Asana (Free, $25/mo per user)

Asana is an app that’s been around for a while and commonly comes up in conversations along with Wunderlist. While Asana does offer a great list management tool with powerful sharing, we think it’s geared a bit too much toward the professional project management crowd to warrant a comparison with Wunderlist. Asana has many of the same features as Wunderlist, but lacks native desktop apps and seems to sync a bit slower than others. The obvious breaking point here is the price. Sure, you can have up to 15 members for free, but that just reinforces the professional workplace mentality.

If you’re looking for a fantastic project management and task management tool for a team of colleagues, this is a great place to start.

Listastic is free with ads, but thankfully there is a $1.99 in-app purchase that turns off the ads and turns on unlimited sharing. It’s a universal iOS app, designed for the iPhone, iPad, and iPod touch. Desktop users are out of luck.

Syncing is done via the developers’ own service, and while syncing doesn’t happen in real-time, in testing we didn’t run into issues with syncing problems. Sharing is simple, easy, and fast.

The app divides each task list into three main buckets: “Active,” “Later,” and “Completed.” This approach can be a little less precise than Wunderlist, but the app does support due dates.

Listastic’s UI (complete with gestures) fits in with iOS 7 and 8, but the app hasn’t been updated for Apple’s larger iPhones and can be a tad crashy on iOS 8. The developers have said fixes are coming. Currently, things aren’t perfect here.

Remember the Milk is one of the oldest list apps out there, pre-dating even the iPhone. The service is free to use, but to sync from the web to iOS an unlimited number of times a day, be prepared to shell out $25 a year.

Remember the Milk supports everything you’d expect it to — lists, smart lists, due dates, repeating events, and more — with lightning-fast sync. The biggest downsides are a lack of a native OS X app, an aging web app, and iOS apps that are looking pretty dated. However, if you want something that is web-centric, it’s worth a look.

Pseudo-list apps

There are some apps that aren’t specifically marketed as to-do managers, but do a pretty good job if you already have them as part of your workflow.

Simplenote (Free)
Designed to manage plain text notes, Simplenote doesn’t offer a way to check items off or set due dates, as each list is simply a plain text document. This puts any organizational tools in the hands of the user, past the app’s simple tagging mechanism for notes.

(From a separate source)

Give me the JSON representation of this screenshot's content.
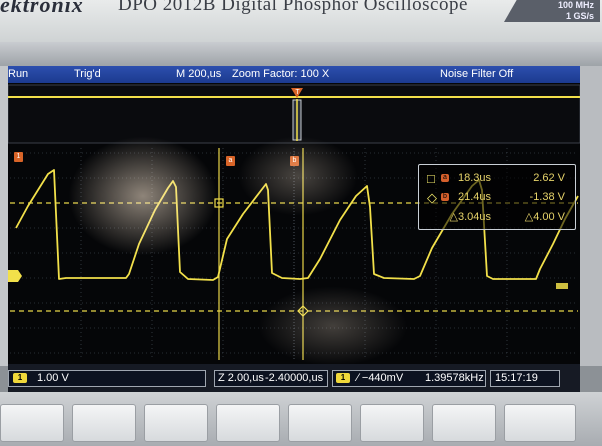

However, Simplenote is free and works across a good number of platforms, and its sharing is very simple and reliable. If plain text is your thing, look no further than Simplenote.

Evernote (Free, $5/mo or $45/yr for Premium)
Evernote is best known as being the default “anything bucket” for a lot of people, with support for notes with text, images, PDFs and more.

Since August 2013, alarms can be added to a single note in Evernote, promoting that entry to the top of your view, and reminding you of it via push notification or email.

While Evernote isn’t a to-do manager per-say, if you spend all day in it, it’s not a bad way to keep up with things.

Trello (Free, $5/mo or $45/yr for Gold)
Trello is a web and iOS-based project management system based on the idea of sorting index cards into stacks or lists.

Trello users can set up multiple boards that can each house discrete lists. Cards with titles, notes, team members, and due dates can be added to lists and are manually sorted.

While we like Trello for big-picture projects, it can be a little fiddly for fine-grained to-do lists. As clever as it may be, it’s not a great fit for most.

Conclusion

Overall, Wunderlist is the best shared to-do manager. With its pleasant design and intuitive user interface, it makes adding list items and using your lists fast and easy.

It has enough features that it can be far more than a basic list-managing app, and with its solid, real-time sync, you never have to worry about your shared lists getting out of sorts.

Wunderlist

Wunderlist

$0 - $5/Monthly
Wunderlist is our favorite way to share tasks because of its ubiquity, design, reliability, and sharing features.